Thanks to the iPhone, 'app fever' is spreading
A sickness that first infected the elitist tech sector is exploding into the mainstream. Cellphones have certainly contributed largely to disseminating the illness, but it seems that just about every technology is catching the bug.
App fever is spreading.
We can trace the origins back to an Apple orchard in Cupertino, Calif. The iPhone's wildly popular App Store distributed more than a billion applications -- software built by third-party developers that can do myriad things including accessing Facebook and playing radio stations, but we're sure you already knew that -- in its first year.
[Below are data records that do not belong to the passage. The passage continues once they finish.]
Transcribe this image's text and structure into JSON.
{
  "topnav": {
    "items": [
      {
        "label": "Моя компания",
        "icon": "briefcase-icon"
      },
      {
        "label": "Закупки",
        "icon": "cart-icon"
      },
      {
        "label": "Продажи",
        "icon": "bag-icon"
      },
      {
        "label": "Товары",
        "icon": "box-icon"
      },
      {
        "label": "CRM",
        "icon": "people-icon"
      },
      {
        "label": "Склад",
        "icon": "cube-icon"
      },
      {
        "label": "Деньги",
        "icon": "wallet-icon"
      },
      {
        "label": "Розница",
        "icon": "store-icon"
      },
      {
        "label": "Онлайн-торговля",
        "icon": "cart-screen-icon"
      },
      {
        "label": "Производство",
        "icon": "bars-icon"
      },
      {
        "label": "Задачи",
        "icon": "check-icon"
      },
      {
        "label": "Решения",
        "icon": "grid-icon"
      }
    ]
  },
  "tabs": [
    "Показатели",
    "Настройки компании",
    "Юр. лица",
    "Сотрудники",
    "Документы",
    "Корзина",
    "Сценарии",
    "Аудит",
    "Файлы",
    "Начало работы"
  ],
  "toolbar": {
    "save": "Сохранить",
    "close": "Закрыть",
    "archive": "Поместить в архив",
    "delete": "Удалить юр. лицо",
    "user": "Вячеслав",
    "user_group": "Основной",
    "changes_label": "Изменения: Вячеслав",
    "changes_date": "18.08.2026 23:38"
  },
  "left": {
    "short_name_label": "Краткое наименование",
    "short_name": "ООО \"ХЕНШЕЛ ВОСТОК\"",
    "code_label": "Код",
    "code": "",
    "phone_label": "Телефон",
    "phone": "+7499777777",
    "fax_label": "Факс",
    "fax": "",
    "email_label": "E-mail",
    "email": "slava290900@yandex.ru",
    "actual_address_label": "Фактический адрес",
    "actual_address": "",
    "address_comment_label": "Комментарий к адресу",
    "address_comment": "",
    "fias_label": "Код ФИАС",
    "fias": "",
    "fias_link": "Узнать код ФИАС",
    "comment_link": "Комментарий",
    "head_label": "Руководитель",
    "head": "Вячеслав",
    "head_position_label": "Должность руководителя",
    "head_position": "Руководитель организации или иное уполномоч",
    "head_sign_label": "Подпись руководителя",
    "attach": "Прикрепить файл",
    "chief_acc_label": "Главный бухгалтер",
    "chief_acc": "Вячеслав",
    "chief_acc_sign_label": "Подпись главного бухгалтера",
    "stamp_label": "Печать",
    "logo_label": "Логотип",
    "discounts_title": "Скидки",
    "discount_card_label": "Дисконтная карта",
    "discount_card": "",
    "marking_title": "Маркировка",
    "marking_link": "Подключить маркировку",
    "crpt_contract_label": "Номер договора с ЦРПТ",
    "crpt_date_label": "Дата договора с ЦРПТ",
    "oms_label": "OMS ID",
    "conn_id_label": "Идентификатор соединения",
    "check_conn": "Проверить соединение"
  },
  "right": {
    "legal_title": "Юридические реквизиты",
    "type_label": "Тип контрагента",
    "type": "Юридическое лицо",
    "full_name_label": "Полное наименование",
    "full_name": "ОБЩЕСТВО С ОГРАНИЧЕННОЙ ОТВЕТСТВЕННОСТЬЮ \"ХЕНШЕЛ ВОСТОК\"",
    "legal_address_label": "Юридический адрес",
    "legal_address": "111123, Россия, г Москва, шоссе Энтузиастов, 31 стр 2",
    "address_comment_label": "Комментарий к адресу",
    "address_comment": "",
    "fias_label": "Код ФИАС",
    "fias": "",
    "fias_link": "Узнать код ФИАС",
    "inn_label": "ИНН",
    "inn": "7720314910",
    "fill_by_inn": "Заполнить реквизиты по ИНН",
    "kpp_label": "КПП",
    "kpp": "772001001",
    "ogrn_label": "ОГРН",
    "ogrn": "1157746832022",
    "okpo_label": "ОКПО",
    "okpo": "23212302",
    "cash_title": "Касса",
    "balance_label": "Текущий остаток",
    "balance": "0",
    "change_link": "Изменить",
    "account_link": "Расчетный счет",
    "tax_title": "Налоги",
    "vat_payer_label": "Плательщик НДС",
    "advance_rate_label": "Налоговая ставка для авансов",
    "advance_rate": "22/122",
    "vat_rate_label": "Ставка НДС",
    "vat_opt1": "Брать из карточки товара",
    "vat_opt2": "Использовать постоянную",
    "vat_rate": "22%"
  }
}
Thanks to the popularity of the Apple Inc. phone and its software marketplace, everyone wants a piece of the apption -- sorry, action.
As I put our review unit of the T-Mobile MyTouch cellphone, which runs Google's Android mobile operating system, through its paces (review coming later), the interface places its "thousands of downloadable applications" at the forefront.
Meanwhile, a co-worker nearby scours his BlackBerry to try to find Research in Motion Ltd.'s App World store. Another proudly flicks through pages of apps on his iPhone.
Verizon Communications Inc. has been selling software through its phones for four to five years via its Get It Now service, said Ed Ruth, a business development representative for Verizon Wireless who works with developers. But that digital store doesn't have the word "app" in its name.
So, the company is preparing to launch a Verizon App Store, which is geared toward the growing smart phone market. The mobile marketplace will unlock ...
... certain network-exclusive features to developers. The software will sit alongside whatever other app options a phone might have, Ruth said.
Last night, I saw a Verizon commercial advertising the "app-friendly EnV," a touch-screen phone. It appears to be part of a Verizon guerrilla ad campaign to keep customers appcited -- sorry, excited -- about its non-Apple-branded phones.
But Verizon's ads aren't nearly as ruthless as Sprint Nextel Corp.'s. The company's commercials say Sprint subscribers are saving enough money on Internet-enabled, app-happy cellphones compared with AT&T's iPhone customers that they could build a Dunkin' Donuts in space.
Just look at the websites for the three major U.S. telecoms that aren't called AT&T. Each of them repeatedly make references to apps. AT&T doesn't say the word anywhere on its page -- the picture of the iPhone should suffice.
Everyone wants a piece of the Apple pie.
There were 5,400 mentions of the word "app" in news articles in just the last month, according to a Google News search.
Geek celebrities gush about their favorite apps in this blog post. This post talks about how one app could "save public radio." And this BBC News story predicts that apps will be "as big as the Internet." (Though, Google says otherwise, despite catering to apps on Android.)
It's not just telecoms that are blathering about apps.
Earlier this week, I received a news release from Panjiva, an online resource for information on international business. The company is promoting its "app store," which allows third-party developers to feed their data into the service. I note that Panjiva's use of the word "app store" makes no sense.
"It's a loose analogy," spokesman Cody Barbierri said. "Well, it got you interested enough to talk to us, didn't it?"
Welcome to the tech world's newest buzz word. Are you sick of it yet?
-- Mark Milian
Follow my random thoughts on technology, the Internet and Web start-ups on Twitter @mmilian.